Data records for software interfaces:
+-------+
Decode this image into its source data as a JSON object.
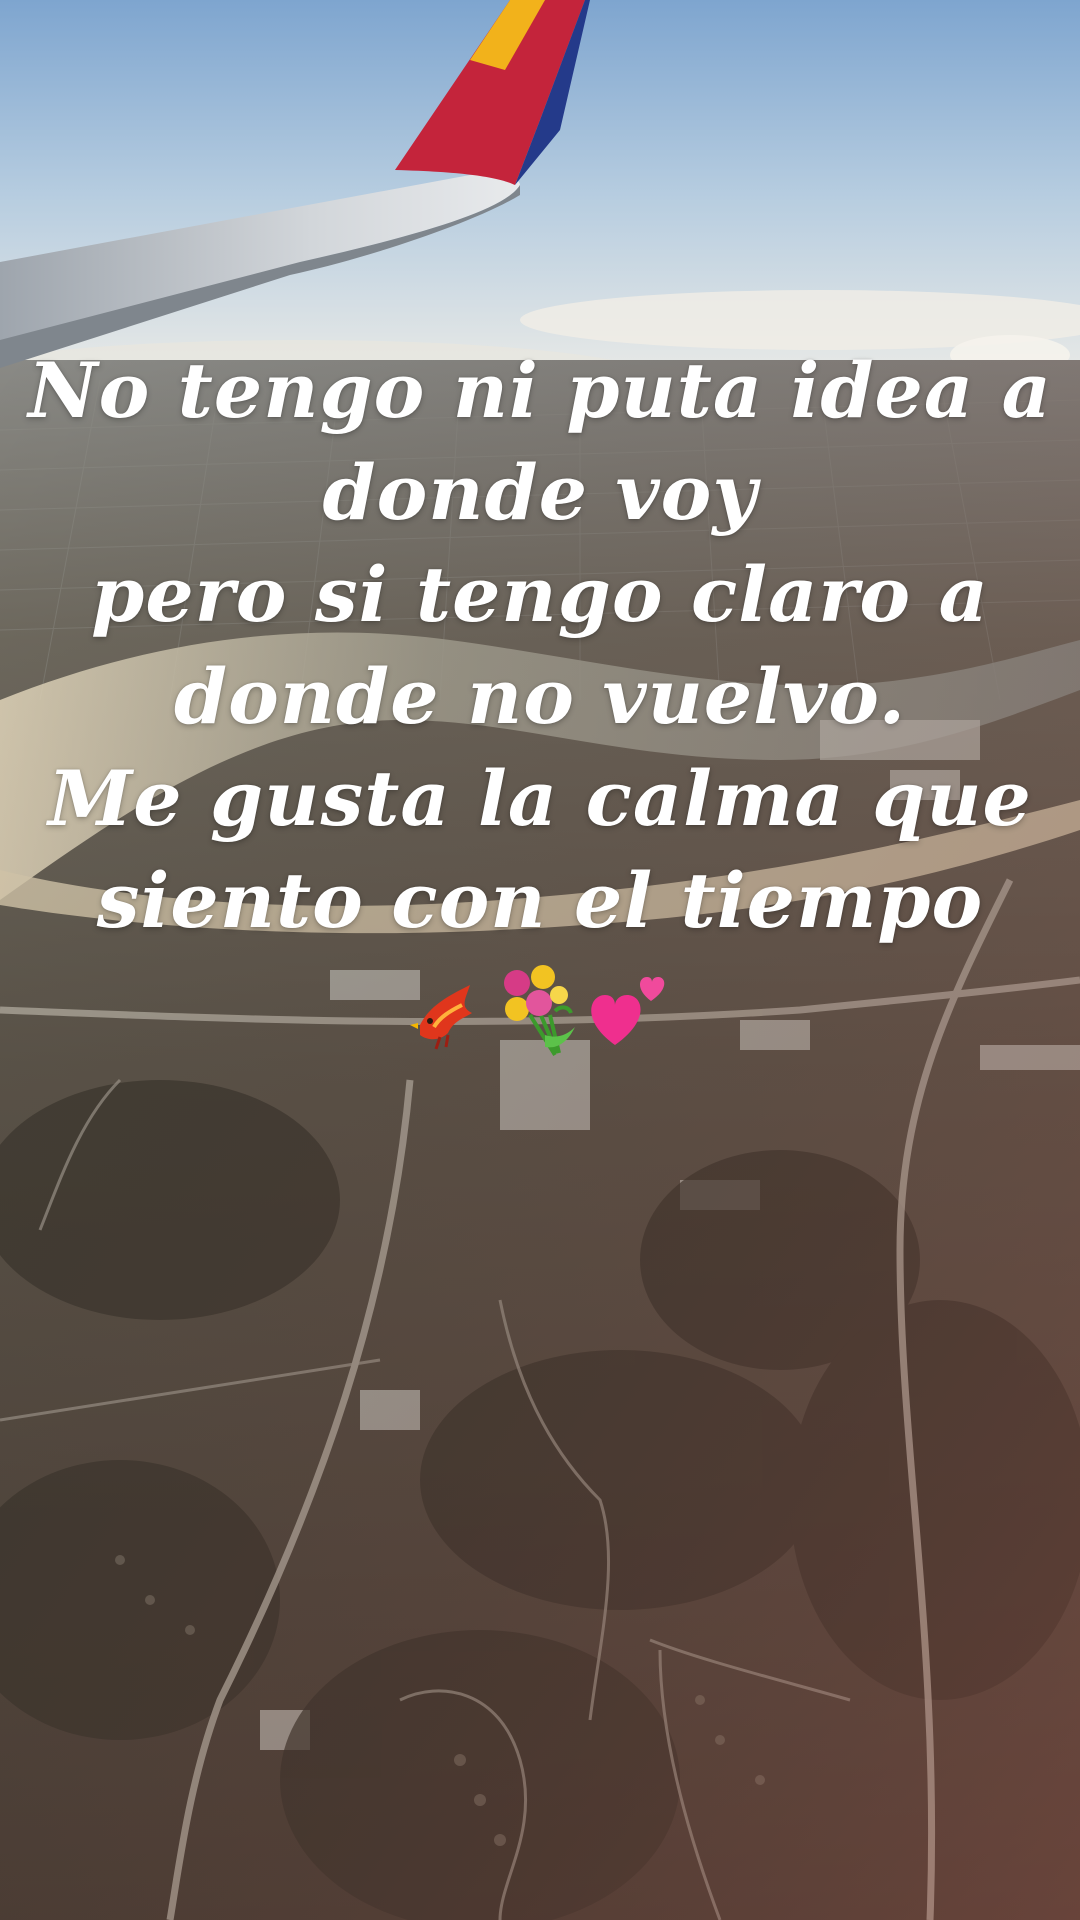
{
  "caption": {
    "lines": [
      "No tengo ni puta idea a",
      "donde voy",
      "pero si tengo claro a",
      "donde no vuelvo.",
      "Me gusta la calma que",
      "siento con el tiempo"
    ]
  },
  "stickers": [
    "bird-sticker",
    "flower-bouquet-sticker",
    "two-hearts-sticker"
  ],
  "colors": {
    "sky_top": "#7fa6cf",
    "sky_horizon": "#e6ebef",
    "ground_dark": "#4a463d",
    "river": "#b8b4a3",
    "wing_tip_red": "#c4243b",
    "wing_tip_yellow": "#f2b21b",
    "wing_tip_blue": "#243a8a"
  }
}
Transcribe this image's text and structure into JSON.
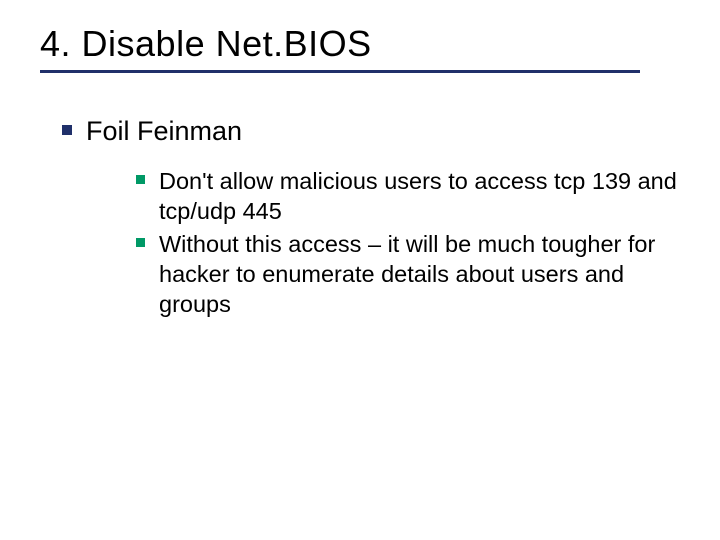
{
  "slide": {
    "title": "4. Disable Net.BIOS",
    "bullets": [
      {
        "text": "Foil Feinman",
        "children": [
          {
            "text": "Don't allow malicious users to access tcp 139 and tcp/udp 445"
          },
          {
            "text": "Without this access – it will be much tougher for hacker to enumerate details about users and groups"
          }
        ]
      }
    ]
  },
  "colors": {
    "rule": "#20306a",
    "bullet_level1": "#20306a",
    "bullet_level2": "#009966"
  }
}
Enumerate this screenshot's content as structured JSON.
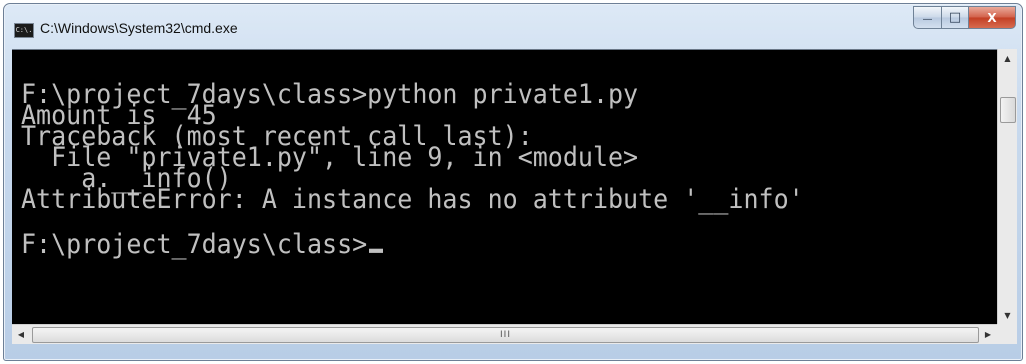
{
  "window": {
    "title": "C:\\Windows\\System32\\cmd.exe",
    "icon_label": "C:\\."
  },
  "buttons": {
    "minimize_glyph": "—",
    "maximize_glyph": "□",
    "close_glyph": "X"
  },
  "console": {
    "lines": [
      "F:\\project_7days\\class>python private1.py",
      "Amount is  45",
      "Traceback (most recent call last):",
      "  File \"private1.py\", line 9, in <module>",
      "    a.__info()",
      "AttributeError: A instance has no attribute '__info'",
      "",
      "F:\\project_7days\\class>"
    ]
  },
  "scrollbars": {
    "up_arrow": "▲",
    "down_arrow": "▼",
    "left_arrow": "◀",
    "right_arrow": "▶",
    "grip": "III"
  },
  "colors": {
    "console_bg": "#000000",
    "console_fg": "#c0c0c0",
    "close_button": "#c33f24"
  }
}
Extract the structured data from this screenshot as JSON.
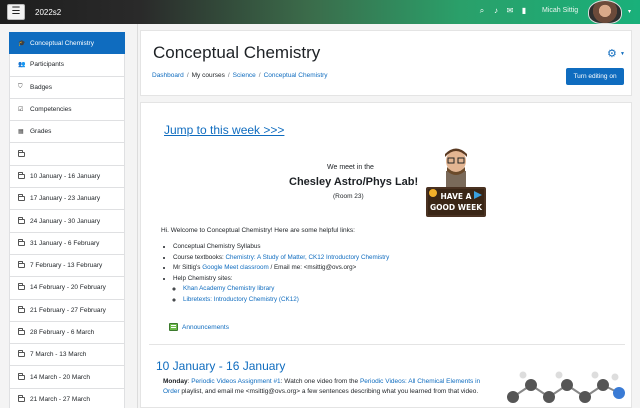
{
  "navbar": {
    "menu_icon": "hamburger-icon",
    "brand": "2022s2",
    "icons": [
      "search-icon",
      "bell-icon",
      "chat-icon",
      "bookmark-icon"
    ],
    "user_name": "Micah Sittig",
    "caret": "▾"
  },
  "drawer": {
    "items": [
      {
        "label": "Conceptual Chemistry",
        "icon": "graduation-cap-icon",
        "active": true
      },
      {
        "label": "Participants",
        "icon": "users-icon"
      },
      {
        "label": "Badges",
        "icon": "shield-icon"
      },
      {
        "label": "Competencies",
        "icon": "check-square-icon"
      },
      {
        "label": "Grades",
        "icon": "table-icon"
      },
      {
        "label": "",
        "icon": "folder-icon"
      },
      {
        "label": "10 January - 16 January",
        "icon": "folder-icon"
      },
      {
        "label": "17 January - 23 January",
        "icon": "folder-icon"
      },
      {
        "label": "24 January - 30 January",
        "icon": "folder-icon"
      },
      {
        "label": "31 January - 6 February",
        "icon": "folder-icon"
      },
      {
        "label": "7 February - 13 February",
        "icon": "folder-icon"
      },
      {
        "label": "14 February - 20 February",
        "icon": "folder-icon"
      },
      {
        "label": "21 February - 27 February",
        "icon": "folder-icon"
      },
      {
        "label": "28 February - 6 March",
        "icon": "folder-icon"
      },
      {
        "label": "7 March - 13 March",
        "icon": "folder-icon"
      },
      {
        "label": "14 March - 20 March",
        "icon": "folder-icon"
      },
      {
        "label": "21 March - 27 March",
        "icon": "folder-icon"
      }
    ]
  },
  "header": {
    "title": "Conceptual Chemistry",
    "breadcrumb": [
      "Dashboard",
      "My courses",
      "Science",
      "Conceptual Chemistry"
    ],
    "edit_button": "Turn editing on",
    "gear_icon": "gear-icon"
  },
  "section0": {
    "jump_link": "Jump to this week >>>",
    "meet_line1": "We meet in the",
    "meet_line2": "Chesley Astro/Phys Lab!",
    "meet_line3": "(Room 23)",
    "bitmoji_sign_line1": "HAVE A",
    "bitmoji_sign_line2": "GOOD WEEK",
    "welcome": "Hi. Welcome to Conceptual Chemistry! Here are some helpful links:",
    "links": {
      "syllabus": "Conceptual Chemistry Syllabus",
      "textbooks_label": "Course textbooks: ",
      "textbooks_link": "Chemistry: A Study of Matter, CK12 Introductory Chemistry",
      "classroom_prefix": "Mr Sittig's ",
      "classroom_link": "Google Meet classroom",
      "classroom_suffix": " / Email me: <msittig@ovs.org>",
      "help": "Help Chemistry sites:",
      "khan": "Khan Academy Chemistry library",
      "libretexts": "Libretexts: Introductory Chemistry (CK12)"
    },
    "announcements": "Announcements"
  },
  "week1": {
    "title": "10 January - 16 January",
    "day": "Monday",
    "link1": "Periodic Videos Assignment #1",
    "text1": ": Watch one video from the ",
    "link2": "Periodic Videos: All Chemical Elements in Order",
    "text2": " playlist, and email me <msittig@ovs.org> a few sentences describing what you learned from that video."
  }
}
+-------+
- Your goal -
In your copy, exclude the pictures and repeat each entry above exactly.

- Answer to this exercise -
Decode this image into its source data as a JSON object.
{
  "caption": {
    "lines": [
      "No tengo ni puta idea a",
      "donde voy",
      "pero si tengo claro a",
      "donde no vuelvo.",
      "Me gusta la calma que",
      "siento con el tiempo"
    ]
  },
  "stickers": [
    "bird-sticker",
    "flower-bouquet-sticker",
    "two-hearts-sticker"
  ],
  "colors": {
    "sky_top": "#7fa6cf",
    "sky_horizon": "#e6ebef",
    "ground_dark": "#4a463d",
    "river": "#b8b4a3",
    "wing_tip_red": "#c4243b",
    "wing_tip_yellow": "#f2b21b",
    "wing_tip_blue": "#243a8a"
  }
}
Transcribe this image's text and structure into JSON.
{
  "slide": {
    "title": "4. Disable Net.BIOS",
    "bullets": [
      {
        "text": "Foil Feinman",
        "children": [
          {
            "text": "Don't allow malicious users to access tcp 139 and tcp/udp 445"
          },
          {
            "text": "Without this access – it will be much tougher for hacker to enumerate details about users and groups"
          }
        ]
      }
    ]
  },
  "colors": {
    "rule": "#20306a",
    "bullet_level1": "#20306a",
    "bullet_level2": "#009966"
  }
}
Enumerate this screenshot's content as structured JSON.
{
  "window": {
    "title": "C:\\Windows\\System32\\cmd.exe",
    "icon_label": "C:\\."
  },
  "buttons": {
    "minimize_glyph": "—",
    "maximize_glyph": "□",
    "close_glyph": "X"
  },
  "console": {
    "lines": [
      "F:\\project_7days\\class>python private1.py",
      "Amount is  45",
      "Traceback (most recent call last):",
      "  File \"private1.py\", line 9, in <module>",
      "    a.__info()",
      "AttributeError: A instance has no attribute '__info'",
      "",
      "F:\\project_7days\\class>"
    ]
  },
  "scrollbars": {
    "up_arrow": "▲",
    "down_arrow": "▼",
    "left_arrow": "◀",
    "right_arrow": "▶",
    "grip": "III"
  },
  "colors": {
    "console_bg": "#000000",
    "console_fg": "#c0c0c0",
    "close_button": "#c33f24"
  }
}
Extract the structured data from this screenshot as JSON.
{
  "navbar": {
    "menu_icon": "hamburger-icon",
    "brand": "2022s2",
    "icons": [
      "search-icon",
      "bell-icon",
      "chat-icon",
      "bookmark-icon"
    ],
    "user_name": "Micah Sittig",
    "caret": "▾"
  },
  "drawer": {
    "items": [
      {
        "label": "Conceptual Chemistry",
        "icon": "graduation-cap-icon",
        "active": true
      },
      {
        "label": "Participants",
        "icon": "users-icon"
      },
      {
        "label": "Badges",
        "icon": "shield-icon"
      },
      {
        "label": "Competencies",
        "icon": "check-square-icon"
      },
      {
        "label": "Grades",
        "icon": "table-icon"
      },
      {
        "label": "",
        "icon": "folder-icon"
      },
      {
        "label": "10 January - 16 January",
        "icon": "folder-icon"
      },
      {
        "label": "17 January - 23 January",
        "icon": "folder-icon"
      },
      {
        "label": "24 January - 30 January",
        "icon": "folder-icon"
      },
      {
        "label": "31 January - 6 February",
        "icon": "folder-icon"
      },
      {
        "label": "7 February - 13 February",
        "icon": "folder-icon"
      },
      {
        "label": "14 February - 20 February",
        "icon": "folder-icon"
      },
      {
        "label": "21 February - 27 February",
        "icon": "folder-icon"
      },
      {
        "label": "28 February - 6 March",
        "icon": "folder-icon"
      },
      {
        "label": "7 March - 13 March",
        "icon": "folder-icon"
      },
      {
        "label": "14 March - 20 March",
        "icon": "folder-icon"
      },
      {
        "label": "21 March - 27 March",
        "icon": "folder-icon"
      }
    ]
  },
  "header": {
    "title": "Conceptual Chemistry",
    "breadcrumb": [
      "Dashboard",
      "My courses",
      "Science",
      "Conceptual Chemistry"
    ],
    "edit_button": "Turn editing on",
    "gear_icon": "gear-icon"
  },
  "section0": {
    "jump_link": "Jump to this week >>>",
    "meet_line1": "We meet in the",
    "meet_line2": "Chesley Astro/Phys Lab!",
    "meet_line3": "(Room 23)",
    "bitmoji_sign_line1": "HAVE A",
    "bitmoji_sign_line2": "GOOD WEEK",
    "welcome": "Hi. Welcome to Conceptual Chemistry! Here are some helpful links:",
    "links": {
      "syllabus": "Conceptual Chemistry Syllabus",
      "textbooks_label": "Course textbooks: ",
      "textbooks_link": "Chemistry: A Study of Matter, CK12 Introductory Chemistry",
      "classroom_prefix": "Mr Sittig's ",
      "classroom_link": "Google Meet classroom",
      "classroom_suffix": " / Email me: <msittig@ovs.org>",
      "help": "Help Chemistry sites:",
      "khan": "Khan Academy Chemistry library",
      "libretexts": "Libretexts: Introductory Chemistry (CK12)"
    },
    "announcements": "Announcements"
  },
  "week1": {
    "title": "10 January - 16 January",
    "day": "Monday",
    "link1": "Periodic Videos Assignment #1",
    "text1": ": Watch one video from the ",
    "link2": "Periodic Videos: All Chemical Elements in Order",
    "text2": " playlist, and email me <msittig@ovs.org> a few sentences describing what you learned from that video."
  }
}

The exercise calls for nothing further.